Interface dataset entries

####

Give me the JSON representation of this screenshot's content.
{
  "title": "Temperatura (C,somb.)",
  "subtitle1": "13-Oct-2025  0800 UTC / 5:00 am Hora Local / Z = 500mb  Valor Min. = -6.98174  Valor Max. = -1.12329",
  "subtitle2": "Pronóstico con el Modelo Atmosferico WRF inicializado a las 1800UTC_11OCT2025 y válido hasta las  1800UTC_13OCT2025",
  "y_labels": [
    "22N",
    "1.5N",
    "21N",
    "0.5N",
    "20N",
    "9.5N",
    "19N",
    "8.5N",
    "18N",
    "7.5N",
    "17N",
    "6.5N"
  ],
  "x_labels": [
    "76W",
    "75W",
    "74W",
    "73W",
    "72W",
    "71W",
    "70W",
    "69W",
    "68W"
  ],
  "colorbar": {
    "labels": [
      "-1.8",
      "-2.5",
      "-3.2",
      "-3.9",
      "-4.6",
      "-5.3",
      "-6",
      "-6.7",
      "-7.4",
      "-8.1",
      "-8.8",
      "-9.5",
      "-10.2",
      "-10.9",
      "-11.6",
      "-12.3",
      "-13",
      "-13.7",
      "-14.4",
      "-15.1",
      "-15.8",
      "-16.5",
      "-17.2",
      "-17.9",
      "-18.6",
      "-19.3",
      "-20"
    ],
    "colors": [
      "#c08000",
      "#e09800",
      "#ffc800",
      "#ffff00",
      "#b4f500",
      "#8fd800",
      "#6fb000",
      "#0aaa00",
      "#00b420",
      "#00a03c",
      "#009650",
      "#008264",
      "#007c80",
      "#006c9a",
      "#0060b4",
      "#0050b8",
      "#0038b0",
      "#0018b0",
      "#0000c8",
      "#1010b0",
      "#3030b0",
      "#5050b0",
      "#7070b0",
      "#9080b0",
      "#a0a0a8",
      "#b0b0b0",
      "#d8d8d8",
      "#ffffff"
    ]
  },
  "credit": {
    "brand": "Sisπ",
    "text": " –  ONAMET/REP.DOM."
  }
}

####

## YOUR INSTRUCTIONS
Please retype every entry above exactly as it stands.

## EXERCISE RESULT
Give me the JSON representation of this screenshot's content.
{
  "title": "Temperatura (C,somb.)",
  "subtitle1": "13-Oct-2025  0800 UTC / 5:00 am Hora Local / Z = 500mb  Valor Min. = -6.98174  Valor Max. = -1.12329",
  "subtitle2": "Pronóstico con el Modelo Atmosferico WRF inicializado a las 1800UTC_11OCT2025 y válido hasta las  1800UTC_13OCT2025",
  "y_labels": [
    "22N",
    "1.5N",
    "21N",
    "0.5N",
    "20N",
    "9.5N",
    "19N",
    "8.5N",
    "18N",
    "7.5N",
    "17N",
    "6.5N"
  ],
  "x_labels": [
    "76W",
    "75W",
    "74W",
    "73W",
    "72W",
    "71W",
    "70W",
    "69W",
    "68W"
  ],
  "colorbar": {
    "labels": [
      "-1.8",
      "-2.5",
      "-3.2",
      "-3.9",
      "-4.6",
      "-5.3",
      "-6",
      "-6.7",
      "-7.4",
      "-8.1",
      "-8.8",
      "-9.5",
      "-10.2",
      "-10.9",
      "-11.6",
      "-12.3",
      "-13",
      "-13.7",
      "-14.4",
      "-15.1",
      "-15.8",
      "-16.5",
      "-17.2",
      "-17.9",
      "-18.6",
      "-19.3",
      "-20"
    ],
    "colors": [
      "#c08000",
      "#e09800",
      "#ffc800",
      "#ffff00",
      "#b4f500",
      "#8fd800",
      "#6fb000",
      "#0aaa00",
      "#00b420",
      "#00a03c",
      "#009650",
      "#008264",
      "#007c80",
      "#006c9a",
      "#0060b4",
      "#0050b8",
      "#0038b0",
      "#0018b0",
      "#0000c8",
      "#1010b0",
      "#3030b0",
      "#5050b0",
      "#7070b0",
      "#9080b0",
      "#a0a0a8",
      "#b0b0b0",
      "#d8d8d8",
      "#ffffff"
    ]
  },
  "credit": {
    "brand": "Sisπ",
    "text": " –  ONAMET/REP.DOM."
  }
}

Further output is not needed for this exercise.